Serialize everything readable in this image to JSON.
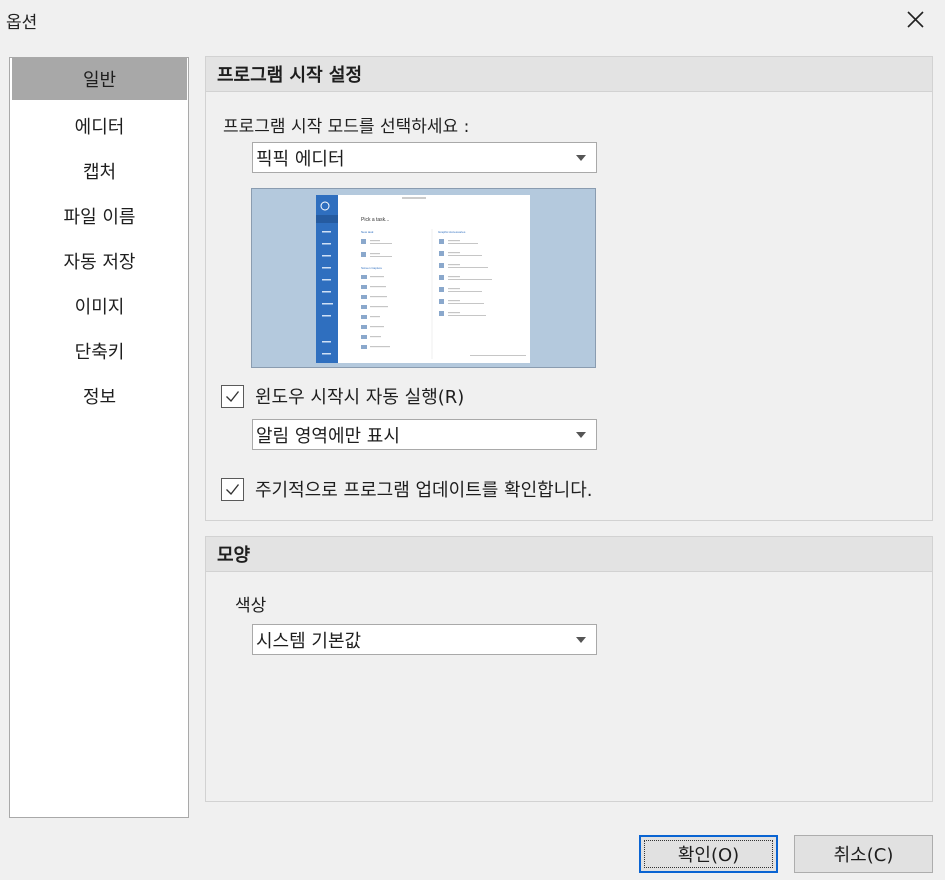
{
  "window": {
    "title": "옵션"
  },
  "sidebar": {
    "items": [
      {
        "label": "일반",
        "active": true
      },
      {
        "label": "에디터"
      },
      {
        "label": "캡처"
      },
      {
        "label": "파일 이름"
      },
      {
        "label": "자동 저장"
      },
      {
        "label": "이미지"
      },
      {
        "label": "단축키"
      },
      {
        "label": "정보"
      }
    ]
  },
  "startup": {
    "heading": "프로그램 시작 설정",
    "mode_label": "프로그램 시작 모드를 선택하세요 :",
    "mode_value": "픽픽 에디터",
    "autorun_label": "윈도우 시작시 자동 실행(R)",
    "autorun_checked": true,
    "autorun_mode_value": "알림 영역에만 표시",
    "update_label": "주기적으로 프로그램 업데이트를 확인합니다.",
    "update_checked": true,
    "preview": {
      "heading": "Pick a task...",
      "left_section": "New task",
      "middle_section": "Screen Capture",
      "right_section": "Graphic Accessories"
    }
  },
  "appearance": {
    "heading": "모양",
    "color_label": "색상",
    "color_value": "시스템 기본값"
  },
  "buttons": {
    "ok": "확인(O)",
    "cancel": "취소(C)"
  },
  "colors": {
    "accent": "#0a64d2",
    "sidebar_selected": "#a8a8a8",
    "preview_bg": "#b4c9dd",
    "preview_nav": "#2f6fbf"
  }
}
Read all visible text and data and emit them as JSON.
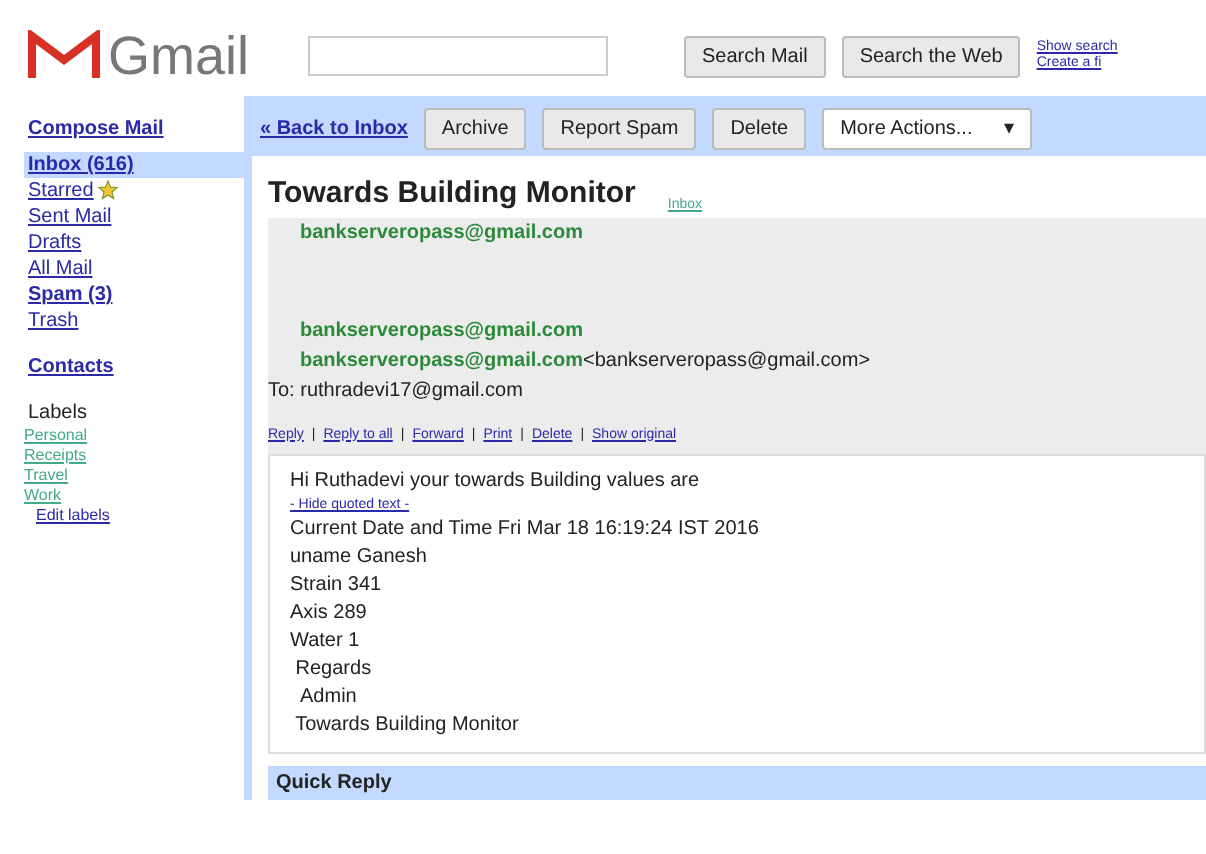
{
  "logo": {
    "text": "Gmail"
  },
  "search": {
    "buttons": [
      "Search Mail",
      "Search the Web"
    ],
    "links": [
      "Show search",
      "Create a fi"
    ]
  },
  "sidebar": {
    "compose": "Compose Mail",
    "items": [
      {
        "label": "Inbox (616)",
        "bold": true,
        "selected": true,
        "starred": false
      },
      {
        "label": "Starred",
        "bold": false,
        "selected": false,
        "starred": true
      },
      {
        "label": "Sent Mail",
        "bold": false,
        "selected": false,
        "starred": false
      },
      {
        "label": "Drafts",
        "bold": false,
        "selected": false,
        "starred": false
      },
      {
        "label": "All Mail",
        "bold": false,
        "selected": false,
        "starred": false
      },
      {
        "label": "Spam (3)",
        "bold": true,
        "selected": false,
        "starred": false
      },
      {
        "label": "Trash",
        "bold": false,
        "selected": false,
        "starred": false
      }
    ],
    "contacts": "Contacts",
    "labels_heading": "Labels",
    "labels": [
      "Personal",
      "Receipts",
      "Travel",
      "Work"
    ],
    "edit_labels": "Edit labels"
  },
  "toolbar": {
    "back": "« Back to Inbox",
    "buttons": [
      "Archive",
      "Report Spam",
      "Delete"
    ],
    "more": "More Actions...",
    "more_caret": "▾"
  },
  "message": {
    "subject": "Towards Building Monitor",
    "tag": "Inbox",
    "senders": [
      {
        "name": "bankserveropass@gmail.com",
        "collapsed": true
      },
      {
        "name": "bankserveropass@gmail.com",
        "collapsed": false
      }
    ],
    "from": "bankserveropass@gmail.com",
    "from_address": "<bankserveropass@gmail.com>",
    "to": "To: ruthradevi17@gmail.com",
    "action_separator": "|",
    "actions": [
      "Reply",
      "Reply to all",
      "Forward",
      "Print",
      "Delete",
      "Show original"
    ],
    "greeting": "Hi Ruthadevi your towards  Building values are",
    "hide_quoted": "- Hide quoted text -",
    "lines": [
      "Current Date and Time Fri Mar 18 16:19:24 IST 2016",
      "uname Ganesh",
      "Strain 341",
      "Axis 289",
      "Water 1",
      " Regards",
      "  Admin",
      " Towards Building Monitor"
    ]
  },
  "quick_reply": "Quick Reply"
}
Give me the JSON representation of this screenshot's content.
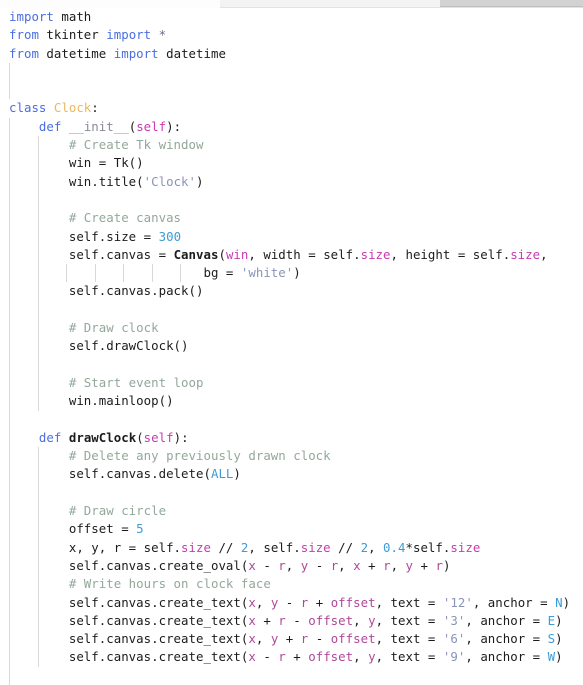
{
  "app": {
    "type": "code-editor",
    "language": "Python",
    "theme": "light"
  },
  "scrollbar": {
    "orientation": "horizontal",
    "name": "horizontal-scrollbar"
  },
  "colors": {
    "background": "#ffffff",
    "foreground": "#1c1c1c",
    "keyword": "#4a6ee0",
    "class_name": "#e8b862",
    "function_name": "#1c1c1c",
    "dunder": "#8a8a99",
    "parameter": "#c83bb0",
    "attribute": "#c83bb0",
    "number": "#3d9bd6",
    "string": "#8a94b8",
    "comment": "#93a89a",
    "constant": "#3d9bd6",
    "indent_guide": "#d8d8d8",
    "scrollbar_thumb": "#d2d2d2",
    "scrollbar_track": "#f3f3f3"
  },
  "code": {
    "lines": [
      {
        "n": 1,
        "indent": 0,
        "guides": 0,
        "tokens": [
          {
            "t": "import",
            "c": "kw"
          },
          {
            "t": " math",
            "c": "plain"
          }
        ]
      },
      {
        "n": 2,
        "indent": 0,
        "guides": 0,
        "tokens": [
          {
            "t": "from",
            "c": "kw"
          },
          {
            "t": " tkinter ",
            "c": "plain"
          },
          {
            "t": "import",
            "c": "kw"
          },
          {
            "t": " ",
            "c": "plain"
          },
          {
            "t": "*",
            "c": "star"
          }
        ]
      },
      {
        "n": 3,
        "indent": 0,
        "guides": 0,
        "tokens": [
          {
            "t": "from",
            "c": "kw"
          },
          {
            "t": " datetime ",
            "c": "plain"
          },
          {
            "t": "import",
            "c": "kw"
          },
          {
            "t": " datetime",
            "c": "plain"
          }
        ]
      },
      {
        "n": 4,
        "indent": 0,
        "guides": 1,
        "tokens": []
      },
      {
        "n": 5,
        "indent": 0,
        "guides": 1,
        "tokens": []
      },
      {
        "n": 6,
        "indent": 0,
        "guides": 0,
        "tokens": [
          {
            "t": "class",
            "c": "kw"
          },
          {
            "t": " ",
            "c": "plain"
          },
          {
            "t": "Clock",
            "c": "cls"
          },
          {
            "t": ":",
            "c": "plain"
          }
        ]
      },
      {
        "n": 7,
        "indent": 1,
        "guides": 1,
        "tokens": [
          {
            "t": "def",
            "c": "kw"
          },
          {
            "t": " ",
            "c": "plain"
          },
          {
            "t": "__init__",
            "c": "dunder"
          },
          {
            "t": "(",
            "c": "plain"
          },
          {
            "t": "self",
            "c": "selfp"
          },
          {
            "t": "):",
            "c": "plain"
          }
        ]
      },
      {
        "n": 8,
        "indent": 2,
        "guides": 2,
        "tokens": [
          {
            "t": "# Create Tk window",
            "c": "cmt"
          }
        ]
      },
      {
        "n": 9,
        "indent": 2,
        "guides": 2,
        "tokens": [
          {
            "t": "win = Tk()",
            "c": "plain"
          }
        ]
      },
      {
        "n": 10,
        "indent": 2,
        "guides": 2,
        "tokens": [
          {
            "t": "win.title(",
            "c": "plain"
          },
          {
            "t": "'Clock'",
            "c": "str"
          },
          {
            "t": ")",
            "c": "plain"
          }
        ]
      },
      {
        "n": 11,
        "indent": 0,
        "guides": 2,
        "tokens": []
      },
      {
        "n": 12,
        "indent": 2,
        "guides": 2,
        "tokens": [
          {
            "t": "# Create canvas",
            "c": "cmt"
          }
        ]
      },
      {
        "n": 13,
        "indent": 2,
        "guides": 2,
        "tokens": [
          {
            "t": "self.size = ",
            "c": "plain"
          },
          {
            "t": "300",
            "c": "num"
          }
        ]
      },
      {
        "n": 14,
        "indent": 2,
        "guides": 2,
        "tokens": [
          {
            "t": "self.canvas = ",
            "c": "plain"
          },
          {
            "t": "Canvas",
            "c": "fn"
          },
          {
            "t": "(",
            "c": "plain"
          },
          {
            "t": "win",
            "c": "selfp"
          },
          {
            "t": ", width = self.",
            "c": "plain"
          },
          {
            "t": "size",
            "c": "attr"
          },
          {
            "t": ", height = self.",
            "c": "plain"
          },
          {
            "t": "size",
            "c": "attr"
          },
          {
            "t": ",",
            "c": "plain"
          }
        ]
      },
      {
        "n": 15,
        "indent": 0,
        "guides": 7,
        "cont": true,
        "tokens": [
          {
            "t": "bg = ",
            "c": "plain"
          },
          {
            "t": "'white'",
            "c": "str"
          },
          {
            "t": ")",
            "c": "plain"
          }
        ]
      },
      {
        "n": 16,
        "indent": 2,
        "guides": 2,
        "tokens": [
          {
            "t": "self.canvas.pack()",
            "c": "plain"
          }
        ]
      },
      {
        "n": 17,
        "indent": 0,
        "guides": 2,
        "tokens": []
      },
      {
        "n": 18,
        "indent": 2,
        "guides": 2,
        "tokens": [
          {
            "t": "# Draw clock",
            "c": "cmt"
          }
        ]
      },
      {
        "n": 19,
        "indent": 2,
        "guides": 2,
        "tokens": [
          {
            "t": "self.drawClock()",
            "c": "plain"
          }
        ]
      },
      {
        "n": 20,
        "indent": 0,
        "guides": 2,
        "tokens": []
      },
      {
        "n": 21,
        "indent": 2,
        "guides": 2,
        "tokens": [
          {
            "t": "# Start event loop",
            "c": "cmt"
          }
        ]
      },
      {
        "n": 22,
        "indent": 2,
        "guides": 2,
        "tokens": [
          {
            "t": "win.mainloop()",
            "c": "plain"
          }
        ]
      },
      {
        "n": 23,
        "indent": 0,
        "guides": 1,
        "tokens": []
      },
      {
        "n": 24,
        "indent": 1,
        "guides": 1,
        "tokens": [
          {
            "t": "def",
            "c": "kw"
          },
          {
            "t": " ",
            "c": "plain"
          },
          {
            "t": "drawClock",
            "c": "fn"
          },
          {
            "t": "(",
            "c": "plain"
          },
          {
            "t": "self",
            "c": "selfp"
          },
          {
            "t": "):",
            "c": "plain"
          }
        ]
      },
      {
        "n": 25,
        "indent": 2,
        "guides": 2,
        "tokens": [
          {
            "t": "# Delete any previously drawn clock",
            "c": "cmt"
          }
        ]
      },
      {
        "n": 26,
        "indent": 2,
        "guides": 2,
        "tokens": [
          {
            "t": "self.canvas.delete(",
            "c": "plain"
          },
          {
            "t": "ALL",
            "c": "const"
          },
          {
            "t": ")",
            "c": "plain"
          }
        ]
      },
      {
        "n": 27,
        "indent": 0,
        "guides": 2,
        "tokens": []
      },
      {
        "n": 28,
        "indent": 2,
        "guides": 2,
        "tokens": [
          {
            "t": "# Draw circle",
            "c": "cmt"
          }
        ]
      },
      {
        "n": 29,
        "indent": 2,
        "guides": 2,
        "tokens": [
          {
            "t": "offset = ",
            "c": "plain"
          },
          {
            "t": "5",
            "c": "num"
          }
        ]
      },
      {
        "n": 30,
        "indent": 2,
        "guides": 2,
        "tokens": [
          {
            "t": "x, y, r = self.",
            "c": "plain"
          },
          {
            "t": "size",
            "c": "attr"
          },
          {
            "t": " // ",
            "c": "plain"
          },
          {
            "t": "2",
            "c": "num"
          },
          {
            "t": ", self.",
            "c": "plain"
          },
          {
            "t": "size",
            "c": "attr"
          },
          {
            "t": " // ",
            "c": "plain"
          },
          {
            "t": "2",
            "c": "num"
          },
          {
            "t": ", ",
            "c": "plain"
          },
          {
            "t": "0.4",
            "c": "num"
          },
          {
            "t": "*self.",
            "c": "plain"
          },
          {
            "t": "size",
            "c": "attr"
          }
        ]
      },
      {
        "n": 31,
        "indent": 2,
        "guides": 2,
        "tokens": [
          {
            "t": "self.canvas.create_oval(",
            "c": "plain"
          },
          {
            "t": "x",
            "c": "var"
          },
          {
            "t": " - ",
            "c": "plain"
          },
          {
            "t": "r",
            "c": "var"
          },
          {
            "t": ", ",
            "c": "plain"
          },
          {
            "t": "y",
            "c": "var"
          },
          {
            "t": " - ",
            "c": "plain"
          },
          {
            "t": "r",
            "c": "var"
          },
          {
            "t": ", ",
            "c": "plain"
          },
          {
            "t": "x",
            "c": "var"
          },
          {
            "t": " + ",
            "c": "plain"
          },
          {
            "t": "r",
            "c": "var"
          },
          {
            "t": ", ",
            "c": "plain"
          },
          {
            "t": "y",
            "c": "var"
          },
          {
            "t": " + ",
            "c": "plain"
          },
          {
            "t": "r",
            "c": "var"
          },
          {
            "t": ")",
            "c": "plain"
          }
        ]
      },
      {
        "n": 32,
        "indent": 2,
        "guides": 2,
        "tokens": [
          {
            "t": "# Write hours on clock face",
            "c": "cmt"
          }
        ]
      },
      {
        "n": 33,
        "indent": 2,
        "guides": 2,
        "tokens": [
          {
            "t": "self.canvas.create_text(",
            "c": "plain"
          },
          {
            "t": "x",
            "c": "var"
          },
          {
            "t": ", ",
            "c": "plain"
          },
          {
            "t": "y",
            "c": "var"
          },
          {
            "t": " - ",
            "c": "plain"
          },
          {
            "t": "r",
            "c": "var"
          },
          {
            "t": " + ",
            "c": "plain"
          },
          {
            "t": "offset",
            "c": "var"
          },
          {
            "t": ", text = ",
            "c": "plain"
          },
          {
            "t": "'12'",
            "c": "str"
          },
          {
            "t": ", anchor = ",
            "c": "plain"
          },
          {
            "t": "N",
            "c": "const"
          },
          {
            "t": ")",
            "c": "plain"
          }
        ]
      },
      {
        "n": 34,
        "indent": 2,
        "guides": 2,
        "tokens": [
          {
            "t": "self.canvas.create_text(",
            "c": "plain"
          },
          {
            "t": "x",
            "c": "var"
          },
          {
            "t": " + ",
            "c": "plain"
          },
          {
            "t": "r",
            "c": "var"
          },
          {
            "t": " - ",
            "c": "plain"
          },
          {
            "t": "offset",
            "c": "var"
          },
          {
            "t": ", ",
            "c": "plain"
          },
          {
            "t": "y",
            "c": "var"
          },
          {
            "t": ", text = ",
            "c": "plain"
          },
          {
            "t": "'3'",
            "c": "str"
          },
          {
            "t": ", anchor = ",
            "c": "plain"
          },
          {
            "t": "E",
            "c": "const"
          },
          {
            "t": ")",
            "c": "plain"
          }
        ]
      },
      {
        "n": 35,
        "indent": 2,
        "guides": 2,
        "tokens": [
          {
            "t": "self.canvas.create_text(",
            "c": "plain"
          },
          {
            "t": "x",
            "c": "var"
          },
          {
            "t": ", ",
            "c": "plain"
          },
          {
            "t": "y",
            "c": "var"
          },
          {
            "t": " + ",
            "c": "plain"
          },
          {
            "t": "r",
            "c": "var"
          },
          {
            "t": " - ",
            "c": "plain"
          },
          {
            "t": "offset",
            "c": "var"
          },
          {
            "t": ", text = ",
            "c": "plain"
          },
          {
            "t": "'6'",
            "c": "str"
          },
          {
            "t": ", anchor = ",
            "c": "plain"
          },
          {
            "t": "S",
            "c": "const"
          },
          {
            "t": ")",
            "c": "plain"
          }
        ]
      },
      {
        "n": 36,
        "indent": 2,
        "guides": 2,
        "tokens": [
          {
            "t": "self.canvas.create_text(",
            "c": "plain"
          },
          {
            "t": "x",
            "c": "var"
          },
          {
            "t": " - ",
            "c": "plain"
          },
          {
            "t": "r",
            "c": "var"
          },
          {
            "t": " + ",
            "c": "plain"
          },
          {
            "t": "offset",
            "c": "var"
          },
          {
            "t": ", ",
            "c": "plain"
          },
          {
            "t": "y",
            "c": "var"
          },
          {
            "t": ", text = ",
            "c": "plain"
          },
          {
            "t": "'9'",
            "c": "str"
          },
          {
            "t": ", anchor = ",
            "c": "plain"
          },
          {
            "t": "W",
            "c": "const"
          },
          {
            "t": ")",
            "c": "plain"
          }
        ]
      },
      {
        "n": 37,
        "indent": 0,
        "guides": 1,
        "tokens": []
      }
    ]
  }
}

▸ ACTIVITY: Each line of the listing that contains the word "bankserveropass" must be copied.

▸ RESPONSE AREA:
        "name": "bankserveropass@gmail.com",
        "name": "bankserveropass@gmail.com",
    "from": "bankserveropass@gmail.com",
    "from_address": "<bankserveropass@gmail.com>",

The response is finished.